Some common responses to traumatic events are listed below.
- Hyperactivity or “nervous energy”
- Appetite changes
- Neck or back pain
- Heart palpitations (flutters) or pains in the chest*
- Dizzy spells*
- Flashbacks or re-living the event
- Excessive jumpiness or tendency to be startled
- Feelings of anxiety or helplessness
Effect on Productivity
- Inability to concentrate
- Increased errors
- Lapses of memory
- Tendency to overwork
* If you experience these symptoms, see a physician.
Usually, the signs and symptoms of trauma will lessen with time. If you are concerned about your reaction, note the specific symptoms that worry you.
For Each Symptom, Note the Following:
Normally, trauma reactions will grow less intense and disappear within a few weeks.
If the reaction interferes with your ability to carry on your life normally, you may wish to seek help.
Tips to Help you Keep Your Life in Order while you Experience the Trauma Response
- Maintain as normal a schedule as possible, but don’t overdo it. Cut out unnecessary busyness and don’t take on new projects
- Acknowledge that you’ll be operating below your normal level for a while
- Structure your time even more carefully than usual. It’s normal to forget things when you’re under stress. Keep lists and double-check any important work
- Maintain control where you can. Make small decisions, even if you feel that it’s unimportant or you don’t care. It’s important to maintain control in some areas of your life
- Spend time with others, even though it may be difficult at first. It’s easy to withdraw when you’re hurt, but it might be helpful to be in the company of others

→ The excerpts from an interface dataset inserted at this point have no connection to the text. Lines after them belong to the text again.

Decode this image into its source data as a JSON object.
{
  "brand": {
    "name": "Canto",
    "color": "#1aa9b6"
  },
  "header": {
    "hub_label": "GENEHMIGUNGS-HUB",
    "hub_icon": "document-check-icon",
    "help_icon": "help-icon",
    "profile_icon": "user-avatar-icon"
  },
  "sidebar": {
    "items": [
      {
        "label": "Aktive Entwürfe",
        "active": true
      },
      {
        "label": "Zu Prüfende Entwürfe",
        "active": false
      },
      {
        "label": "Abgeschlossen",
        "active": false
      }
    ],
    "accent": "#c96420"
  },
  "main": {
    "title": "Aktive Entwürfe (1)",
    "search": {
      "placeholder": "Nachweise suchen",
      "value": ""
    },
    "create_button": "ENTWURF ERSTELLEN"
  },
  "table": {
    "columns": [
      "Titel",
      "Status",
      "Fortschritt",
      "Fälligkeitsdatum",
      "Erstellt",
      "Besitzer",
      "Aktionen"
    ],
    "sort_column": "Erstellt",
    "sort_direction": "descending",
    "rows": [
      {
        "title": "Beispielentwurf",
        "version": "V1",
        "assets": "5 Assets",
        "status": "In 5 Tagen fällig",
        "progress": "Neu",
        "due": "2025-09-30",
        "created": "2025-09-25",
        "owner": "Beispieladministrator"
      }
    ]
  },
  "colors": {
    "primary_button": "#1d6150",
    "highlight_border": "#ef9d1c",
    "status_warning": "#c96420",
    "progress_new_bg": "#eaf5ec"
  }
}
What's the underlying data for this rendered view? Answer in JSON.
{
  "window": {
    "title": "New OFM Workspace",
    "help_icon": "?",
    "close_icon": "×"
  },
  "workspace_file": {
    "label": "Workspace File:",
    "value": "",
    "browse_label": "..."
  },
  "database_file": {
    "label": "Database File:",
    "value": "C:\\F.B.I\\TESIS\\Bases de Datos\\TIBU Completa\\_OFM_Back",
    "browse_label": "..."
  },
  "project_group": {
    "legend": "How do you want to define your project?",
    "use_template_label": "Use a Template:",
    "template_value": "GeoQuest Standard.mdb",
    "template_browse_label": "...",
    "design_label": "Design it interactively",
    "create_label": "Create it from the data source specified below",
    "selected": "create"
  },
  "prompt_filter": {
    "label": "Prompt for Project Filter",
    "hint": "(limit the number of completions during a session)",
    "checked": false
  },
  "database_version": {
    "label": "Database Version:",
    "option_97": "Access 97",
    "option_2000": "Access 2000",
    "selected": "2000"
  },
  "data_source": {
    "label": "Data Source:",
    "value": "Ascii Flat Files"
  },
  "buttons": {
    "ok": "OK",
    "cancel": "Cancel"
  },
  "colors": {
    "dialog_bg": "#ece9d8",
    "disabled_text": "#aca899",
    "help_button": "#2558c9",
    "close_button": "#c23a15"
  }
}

- Give yourself time. You may feel better for a while, then have a “relapse.” This is normal. Allow plenty of time to adjust